The History of the present-day Tajikistan goes back to prehistoric times. From the 6th-4th century BC the Persian Achaemenid Empire"s satrapies (provinces) of Bactria and Sogdiana were located in this region of Central Asia. In the 4th century BC this ternary came under the rule of Alexander the Great who had destroyed the Persian Empire. more...
In the 2nd century BC, after the overthrow of the Greeks in Bactria, a new state called Tokharistan was formed in order to later, together with Sogdiana and other areas of Central Asia, to become part of the tremendous Kushan Kingdom.
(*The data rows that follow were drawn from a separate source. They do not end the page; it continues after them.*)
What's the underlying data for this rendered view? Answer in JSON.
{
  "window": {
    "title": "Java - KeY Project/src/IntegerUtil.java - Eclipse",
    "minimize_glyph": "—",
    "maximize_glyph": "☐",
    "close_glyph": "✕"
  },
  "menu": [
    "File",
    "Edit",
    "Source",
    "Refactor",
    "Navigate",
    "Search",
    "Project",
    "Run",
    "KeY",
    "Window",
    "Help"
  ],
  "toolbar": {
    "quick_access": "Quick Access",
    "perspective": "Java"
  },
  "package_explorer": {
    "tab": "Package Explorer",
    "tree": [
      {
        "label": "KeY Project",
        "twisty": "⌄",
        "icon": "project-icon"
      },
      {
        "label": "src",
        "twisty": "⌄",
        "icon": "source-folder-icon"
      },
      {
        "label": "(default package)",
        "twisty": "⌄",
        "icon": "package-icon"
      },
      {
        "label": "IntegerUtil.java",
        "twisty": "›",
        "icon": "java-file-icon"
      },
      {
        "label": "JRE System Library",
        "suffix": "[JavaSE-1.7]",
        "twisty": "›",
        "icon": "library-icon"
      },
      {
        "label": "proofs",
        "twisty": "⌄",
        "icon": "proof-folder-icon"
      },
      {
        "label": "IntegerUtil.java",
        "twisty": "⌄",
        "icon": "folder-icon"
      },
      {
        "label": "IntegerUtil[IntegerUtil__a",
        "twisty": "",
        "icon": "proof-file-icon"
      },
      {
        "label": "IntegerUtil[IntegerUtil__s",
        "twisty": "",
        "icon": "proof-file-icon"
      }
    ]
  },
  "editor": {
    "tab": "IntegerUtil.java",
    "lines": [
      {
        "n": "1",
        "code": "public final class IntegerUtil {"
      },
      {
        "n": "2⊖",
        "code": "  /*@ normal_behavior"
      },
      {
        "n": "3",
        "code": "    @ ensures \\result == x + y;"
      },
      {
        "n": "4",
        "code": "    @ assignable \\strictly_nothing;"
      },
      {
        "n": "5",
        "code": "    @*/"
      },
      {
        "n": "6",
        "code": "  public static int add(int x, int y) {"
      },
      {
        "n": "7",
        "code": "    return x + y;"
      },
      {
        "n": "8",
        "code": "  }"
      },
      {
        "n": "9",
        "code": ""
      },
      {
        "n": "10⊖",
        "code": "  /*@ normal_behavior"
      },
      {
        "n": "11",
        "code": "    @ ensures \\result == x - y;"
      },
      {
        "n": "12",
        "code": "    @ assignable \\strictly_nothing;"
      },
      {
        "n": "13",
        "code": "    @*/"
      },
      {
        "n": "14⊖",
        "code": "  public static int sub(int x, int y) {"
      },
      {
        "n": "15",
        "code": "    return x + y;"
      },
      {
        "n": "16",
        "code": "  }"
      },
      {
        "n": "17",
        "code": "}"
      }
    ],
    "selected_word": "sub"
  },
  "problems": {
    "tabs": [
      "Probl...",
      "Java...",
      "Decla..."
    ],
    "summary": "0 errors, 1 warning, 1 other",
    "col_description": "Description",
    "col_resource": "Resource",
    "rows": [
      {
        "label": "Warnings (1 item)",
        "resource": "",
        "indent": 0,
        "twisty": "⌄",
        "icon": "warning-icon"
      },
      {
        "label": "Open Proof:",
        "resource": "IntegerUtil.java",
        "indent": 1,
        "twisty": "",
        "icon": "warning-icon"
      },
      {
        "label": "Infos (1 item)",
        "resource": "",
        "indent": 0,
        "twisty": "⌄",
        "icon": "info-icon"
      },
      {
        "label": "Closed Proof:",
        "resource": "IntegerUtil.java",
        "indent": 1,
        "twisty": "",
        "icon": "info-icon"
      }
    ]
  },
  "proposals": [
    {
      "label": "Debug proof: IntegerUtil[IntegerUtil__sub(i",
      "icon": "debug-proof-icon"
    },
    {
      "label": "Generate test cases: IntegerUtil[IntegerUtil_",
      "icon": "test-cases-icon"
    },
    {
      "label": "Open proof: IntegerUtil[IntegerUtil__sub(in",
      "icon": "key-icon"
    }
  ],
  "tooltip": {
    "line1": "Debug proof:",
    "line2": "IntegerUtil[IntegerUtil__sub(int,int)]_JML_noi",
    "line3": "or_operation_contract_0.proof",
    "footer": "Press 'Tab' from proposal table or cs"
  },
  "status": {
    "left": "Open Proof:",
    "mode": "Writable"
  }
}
The "Silk Road" from China and India led west through Tokharistan to the Hellenic and Roman states. In the 5th century AD Sogdiana and Tokharistan came under the power of the Hephtalites, and in the 6th century AD - under nomadic Turkic tribes. At that very time (6th-7th century AD) numerous feudal principalities emerged to be then by 8th century AD conquered by the Arabs. And the present Tadjik territory became part of the Baghdad Khaliphate. In 874 AD, after a long period of fighting, a feudal Tajik state was formed and ruled by the local Samanid dynasty practically independent of Arabs, allowing the Tadjik nation to shape up from the ancient tribes of Bactrians, Sogdians, Tokhars and others. A single language, Tajik language, started to prevail. Samanids state peaceful thrived for more than 100 years. This was the real period of Muslim Renaissance, which gave the world such geniuses Persian poets as Rudaki and Ferdousi.
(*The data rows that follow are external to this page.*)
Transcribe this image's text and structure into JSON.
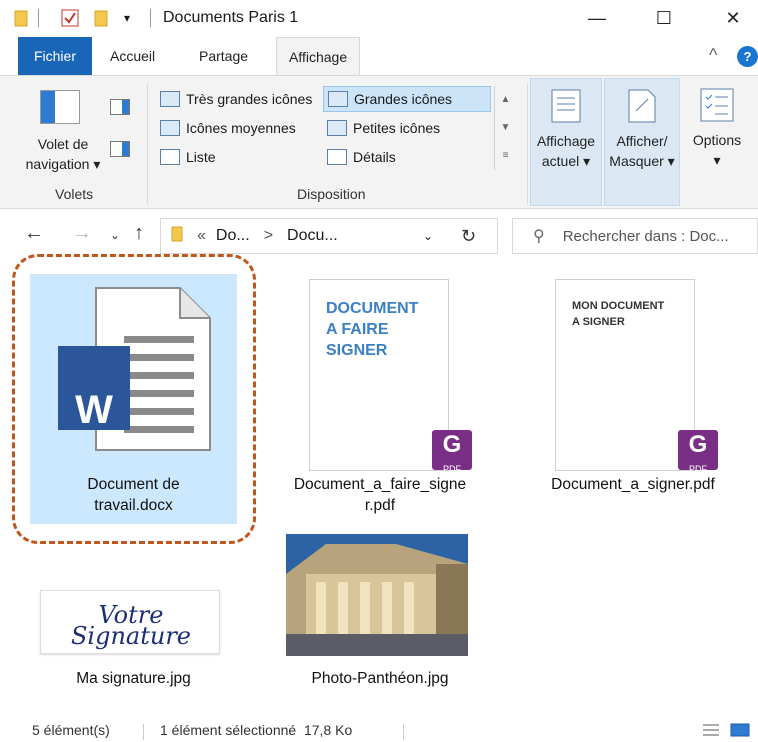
{
  "window": {
    "title": "Documents Paris 1",
    "minimize": "—",
    "maximize": "☐",
    "close": "✕"
  },
  "ribbon_tabs": [
    {
      "label": "Fichier"
    },
    {
      "label": "Accueil"
    },
    {
      "label": "Partage"
    },
    {
      "label": "Affichage"
    }
  ],
  "ribbon": {
    "help": "?",
    "collapse": "^",
    "panes": {
      "nav_pane_label_line1": "Volet de",
      "nav_pane_label_line2": "navigation",
      "group_label": "Volets"
    },
    "layout": {
      "items": [
        {
          "label": "Très grandes icônes"
        },
        {
          "label": "Grandes icônes"
        },
        {
          "label": "Icônes moyennes"
        },
        {
          "label": "Petites icônes"
        },
        {
          "label": "Liste"
        },
        {
          "label": "Détails"
        }
      ],
      "group_label": "Disposition"
    },
    "current_view_line1": "Affichage",
    "current_view_line2": "actuel",
    "show_hide_line1": "Afficher/",
    "show_hide_line2": "Masquer",
    "options": "Options"
  },
  "address": {
    "overflow": "«",
    "crumb1": "Do...",
    "sep": ">",
    "crumb2": "Docu...",
    "search_placeholder": "Rechercher dans : Doc..."
  },
  "files": [
    {
      "name_line1": "Document de",
      "name_line2": "travail.docx",
      "word_letter": "W"
    },
    {
      "name_line1": "Document_a_faire_signe",
      "name_line2": "r.pdf",
      "thumb_lines": [
        "DOCUMENT",
        "A FAIRE",
        "SIGNER"
      ],
      "badge": "PDF"
    },
    {
      "name_line1": "Document_a_signer.pdf",
      "thumb_lines": [
        "MON DOCUMENT",
        "A SIGNER"
      ],
      "badge": "PDF"
    },
    {
      "name_line1": "Ma signature.jpg",
      "signature_text": "Votre Signature"
    },
    {
      "name_line1": "Photo-Panthéon.jpg"
    }
  ],
  "status": {
    "count": "5 élément(s)",
    "selected": "1 élément sélectionné  17,8 Ko"
  },
  "colors": {
    "file_tab": "#1966b8",
    "selection": "#cce8ff",
    "highlight_ring": "#c0561b",
    "word_blue": "#2b579a",
    "foxit_purple": "#7a2f86",
    "pdf_title_blue": "#3b7fc4"
  }
}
A new type of human being - the Neanderthal man - appeared in Central Asia at the Palaeolithic Age (about 100 - 40 thousands years BC). At that period the human had settled down almost throughout the territory of contemporary Uzbekistan. The ancient Palaeolithic sites had been found in Surkhan-Darya region, in Kashkadarya, Fergana and Tashkent province. The burial of a Neanderthal boy had been discovered in the Teshiktash grotto - a striking illustration of presence of some religious beliefs at that time.
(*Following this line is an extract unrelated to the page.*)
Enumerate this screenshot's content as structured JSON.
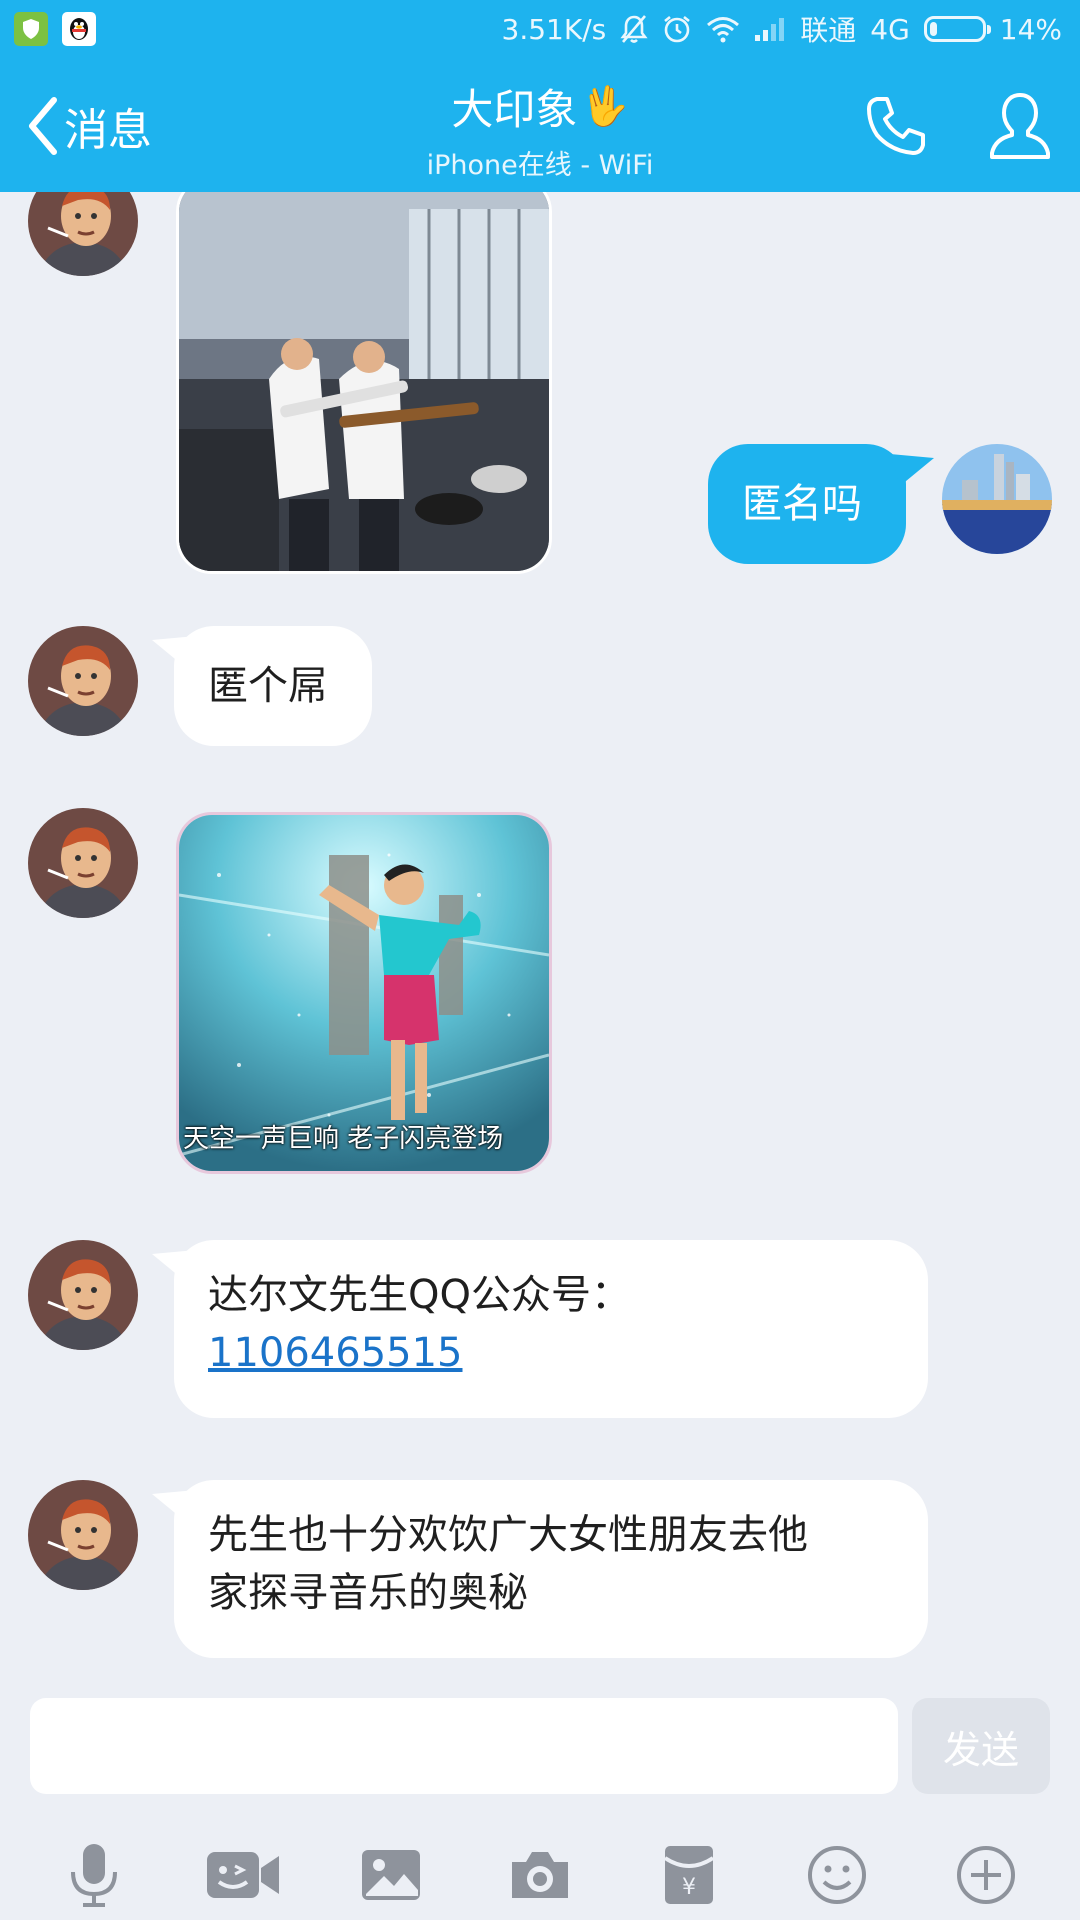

The Early Palaeolithic Age (40 - 12 thousands years BC) was a period of modern human being formation - the Cro-Magnon man. At that time the natural habitat of man extended, community flat sites appeared and the quantity and diversity of tools incereased. Stone had become a main material for manufacturing of tools. People started occasional making fire by means of friction.
Rock paintings found in Zarautsay (Surkhan-Darya province) were done in red mineral paint (ochre) and are attributed to the Mesolithic Age (13 - 5 thousands years BC).
By the Neolithic Age (5 - 2 thousand BC) the process of tribe formation had completed and as a result first human families appeared. Archaeological excavations at the site of Djanbaz Kala (Bukhara region) have revealed the remains of large oval-shape dwellings and brass articles of that time.